The abandoned ruins, the hidden gems found at the flea market, the illegal basement raves are a thing of the past. The era of Berlin as a site of urban archeology is over. Almost all the damaged buildings have been repaired, squatters have been removed, the shops selling East German furniture have closed down. Without its wounds, the landscape of the city is perhaps less striking but more solid, stronger. Even the city’s inhabitants have lost some of their melancholia, their romantic and self-destructive streak: today you can even find people who come to Berlin to actually work, not just to “create” or idle their days away. Yet, Berlin remains a youthful city that doesn’t cling to its “poor but sexy” past, whose only sacrosanct principles are an uncompromising multiculturalism and the belief that its future is yet to be written. To quote someone who knows the city well, Berlin is and always will be “pure potential.”
The Passenger – Paris
Fully-illustrated, The Passenger collects the best new writing, photography, art and reportage from around the world.
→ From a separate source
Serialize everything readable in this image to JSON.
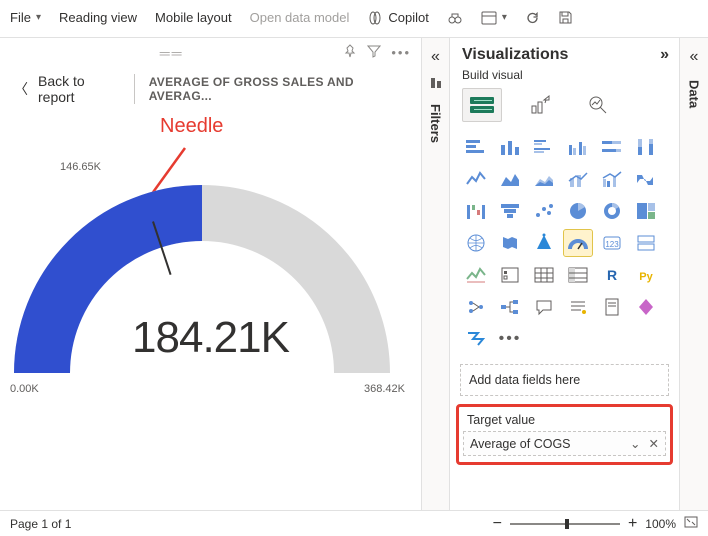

IN THIS VOLUME: Out of the Shadows by Tash Aw・Against the Stars by Tommaso Melilli・Afraid of Being Free by Samar Yazbek・plus: the Champs-Elysées between luxury and riots, the French Republic between antisemitism and islamophobia, the most elegant Congolese dandies […]279 SEK
The Passenger – Japan
“Some Japanese stories end violently. Others never end at all, but only cut away, at the moment of extreme crisis, to a butterfly, or the wind, or the moon.”—Brian Phillips Visitors from the West look with amazement, and sometimes concern, at Japan’s monolithic social structures and unique, complex culture industry; the gigantic scale of its […]279 SEK
The Passenger – India
Fully-illustrated, The Passenger collects the best new writing, photography, art and reportage from around the world. IN THIS VOLUME: Caste: Yesterday, Today, and Tomorrow by Arundhati Roy・The Invention of Hindu Nationalism by Prem Shankar Jha・No Country for Women by Tishani Doshi・plus: the grand ambitions of the world’s most underrated space program, Bollywood’s obsession with Swiss landscapes, […]279 SEK
The Passenger – Greece
“On the Greek island of Ikaria, life is sweet . . . and very, very long. What is the locals’ secret?” from “The island of Long Life” by Andrew Anthony Few countries have received more media attention in recent years and even fewer have been represented in such vastly divergent ways. There’s a downside to […]279 SEK